Zika was first declared a “Public Health Emergency” last February when the virus began appearing in clusters, particularly in Brazil as the country was in the midst of preparing for the Summer Olympics. It was not long, however, that the mosquito-borne disease began to rapidly spread throughout more than 30 nations in the Americas and Caribbean, where thousands of cases of birth defects caused by Zika have since been reported. In fact, more than 2100 incidents of babies being born with nervous system defect to have been reported in Brazil alone.
Zika is most commonly linked to microcephaly (abnormally small head size and brain damage) in newborns after their mothers were infected during pregnancy. Zika has also been found to cause Guilain-Barre syndrome, a condition resulting in temporary paralysis in older patients.
This is not to say, however, that everyone infected will become sick. Many people don’t exhibit any symptoms. In fact, when they do occur many symptoms may resemble dengue fever including fever, red eyes, joint pain, headache, and a maculopapular rash, which last less than a week. Diagnosis is by testing the blood, urine, or saliva for the presence of Zika virus RNA when the person is sick.
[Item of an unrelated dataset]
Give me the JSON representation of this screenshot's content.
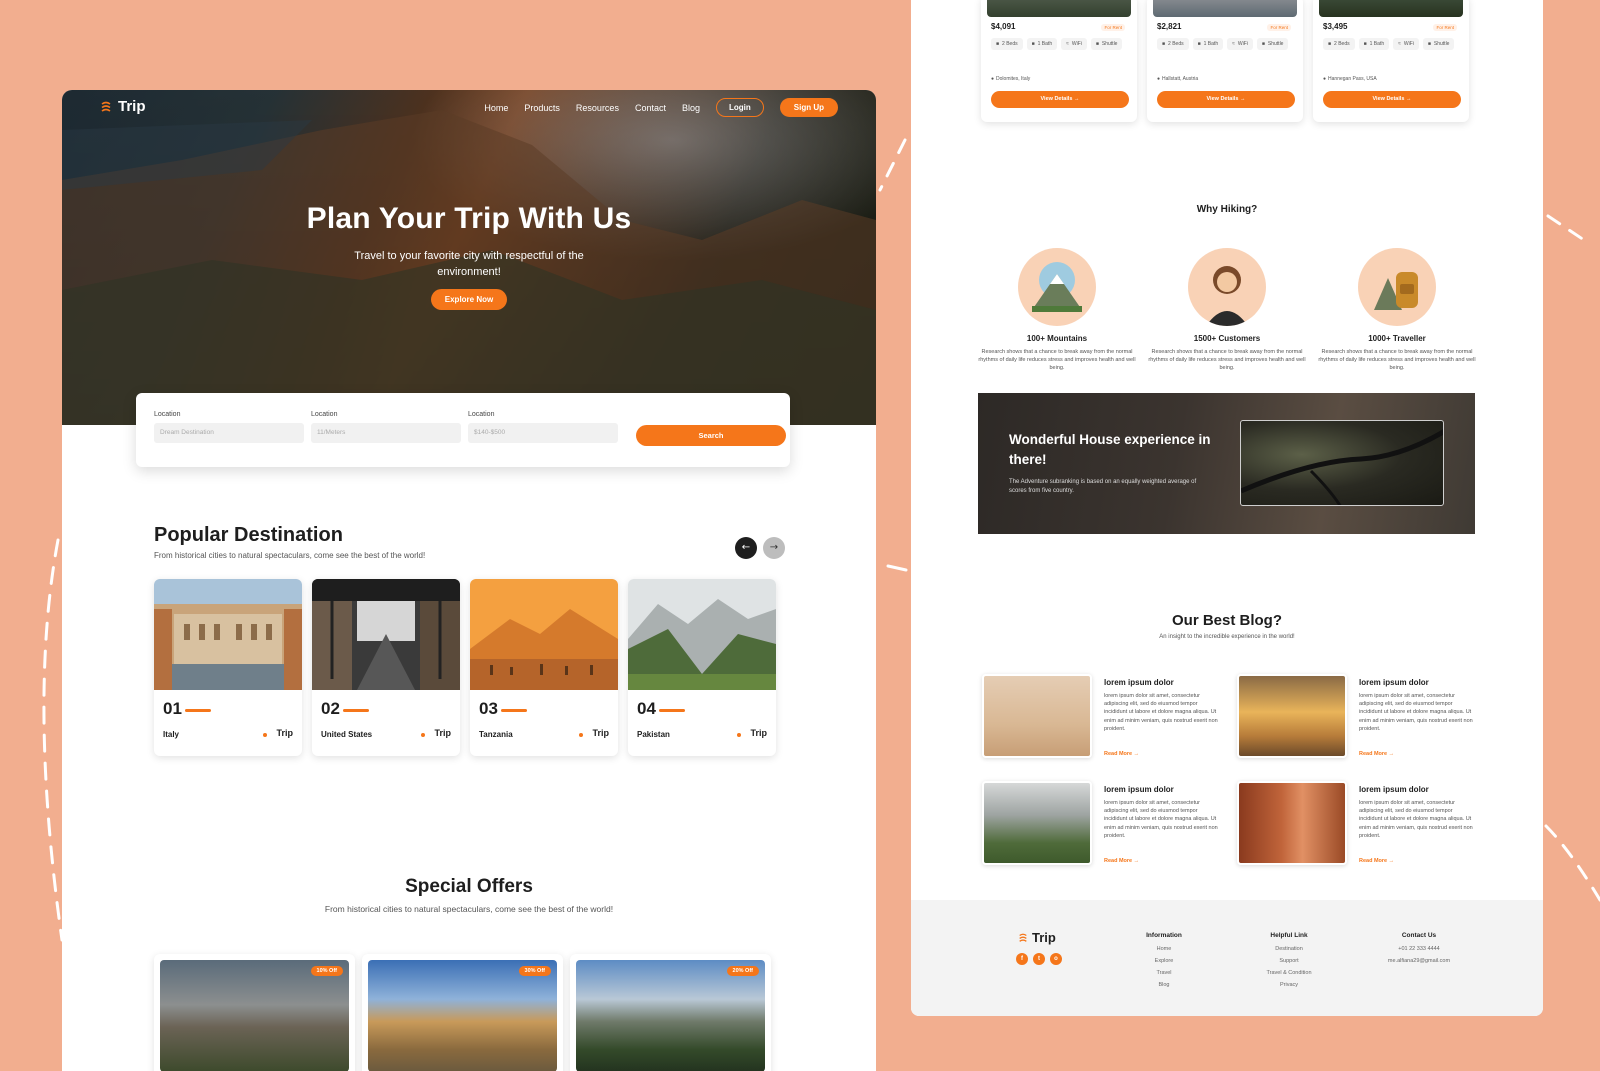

The virus was first isolated in a rhesus macaque near Lake Victoria in Uganda back in 1947. However, it was not detected in humans in the region until 1952. From then on Zika was reported in other African countries including Nigeria, the Central African Republic, Egypt, Gabon, Sierra Leone, and Tanzania, as well as in parts of Asia such as India, Pakistan. Indonesia, Malaysia, the Philippines, Vietnam, and Thailand. It should be noted that there were only 14 confirmed human cases of Zika infection from Africa and Southeast Asia reported between its discovery and 2007.
WHO went on to report that while there have been a variety of effective vaccines to fight various mosquito-borne diseases, including yellow fever, Japanese encephalitis, and tick-borne encephalitis, since the 1930s, as well as a vaccine against dengue fever since the mid-2010s, there is no such preventative against Zika at this time. Meanwhile, they have set a priority to develop inactivated vaccines and other non-live vaccines, which are safe to for pregnant women and those of childbearing age as quickly as possible.
In addition, the agency reports continuing research to develop a vaccine against and treatment for the Ebola virus, which has devastated much of West Africa since 2014. Although unrelated, both Zika and Ebola have been found to be transmitted through intercourse and the exchange of bodily fluids, including blood transfusions from infected patients.